Clay Risen

Clay Risen is an editor at The New York Times op-ed section. Before that, he was an assistant editor at The New Republic and the founding managing editor of  the noted quarterly Democracy: A Journal of Ideas. His recent freelance work has appeared in such journals as The Atlantic, Smithsonian and The Washington Post. His first book, A NATION ON FIRE: America in the Wake of the King Assassination, was hailed as “compelling, original history” (Peniel Joseph) and “a crucial addition to civil rights history” (Publishers Weekly, starred review). He is also the author of AMERICAN WHISKEY, BOURBON AND RYE: A Guide to the Nation’s Favorite Spirit.

Clay Risen

Books by Clay Risen

by Clay Risen - History, Nonfiction

The Civil Rights Act of 1964 was the single most important piece of legislation passed by Congress in American history. The bill's passage often has been credited to the political leadership of President Lyndon Johnson, or the moral force of Martin Luther King. Yet, as Clay Risen shows, the battle for the Civil Rights Act was a story much bigger than those two men. It was a broad, epic struggle, a sweeping tale of unceasing grassroots activism, ringing speeches, backroom deal-making and hand-to-hand legislative combat.

by Clay Risen
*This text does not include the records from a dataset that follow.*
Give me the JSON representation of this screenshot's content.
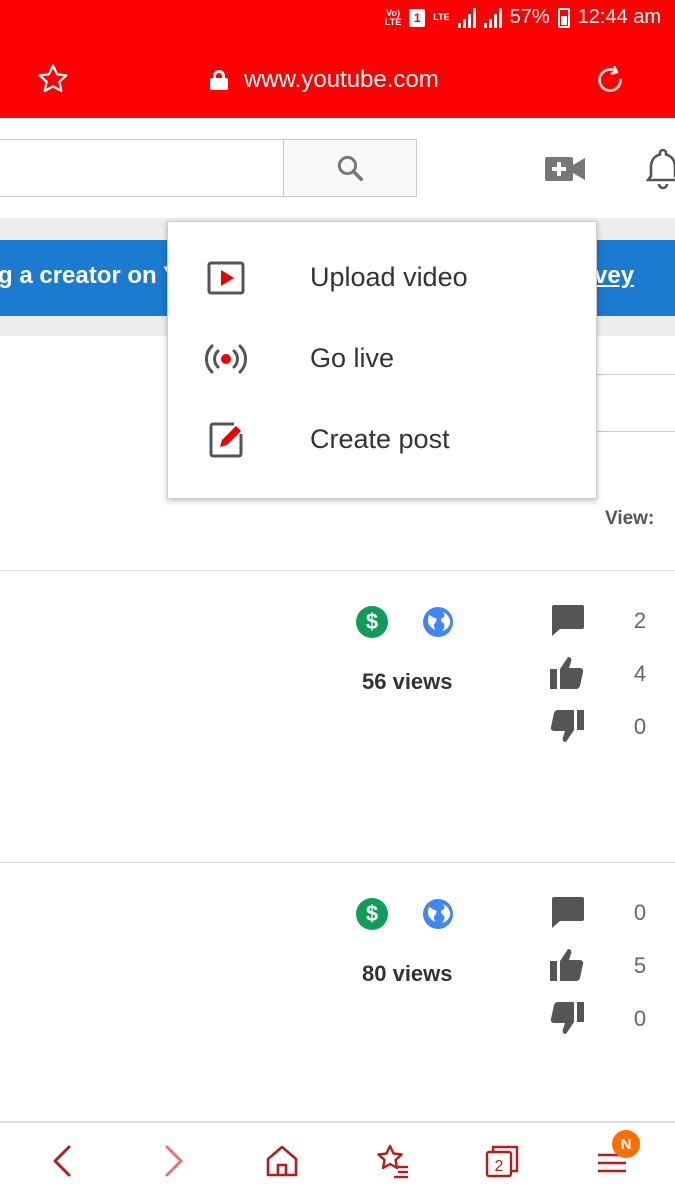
{
  "status_bar": {
    "volte": "Vo) LTE",
    "sim": "1",
    "lte": "LTE",
    "battery_percent": "57%",
    "time": "12:44 am"
  },
  "browser": {
    "url": "www.youtube.com",
    "icons": [
      "star-icon",
      "lock-icon",
      "reload-icon"
    ]
  },
  "header": {
    "search_placeholder": "",
    "icons": [
      "search-icon",
      "create-video-icon",
      "bell-icon"
    ]
  },
  "banner": {
    "text_left": "g a creator on Y",
    "link_right": "vey",
    "color": "#1a7bd0"
  },
  "filter": {
    "view_label": "View:"
  },
  "create_menu": {
    "items": [
      {
        "label": "Upload video",
        "icon": "upload-video-icon"
      },
      {
        "label": "Go live",
        "icon": "go-live-icon"
      },
      {
        "label": "Create post",
        "icon": "create-post-icon"
      }
    ]
  },
  "videos": [
    {
      "views": "56 views",
      "comments": "2",
      "likes": "4",
      "dislikes": "0"
    },
    {
      "views": "80 views",
      "comments": "0",
      "likes": "5",
      "dislikes": "0"
    }
  ],
  "bottom_nav": {
    "items": [
      "back-icon",
      "forward-icon",
      "home-icon",
      "bookmarks-icon",
      "tabs-icon",
      "menu-icon"
    ],
    "tabs_count": "2",
    "badge": "N"
  },
  "colors": {
    "brand_red": "#ff0000",
    "monetization_green": "#0f9d58",
    "public_blue": "#4285f4",
    "badge_orange": "#ff6d00"
  }
}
The number of commercially available American whiskeys has grown exponentially over the past 20 years-as has its popularity. Discerning drinkers will savor this, the only guide devoted solely to US-made whiskey, rye, and bourbon.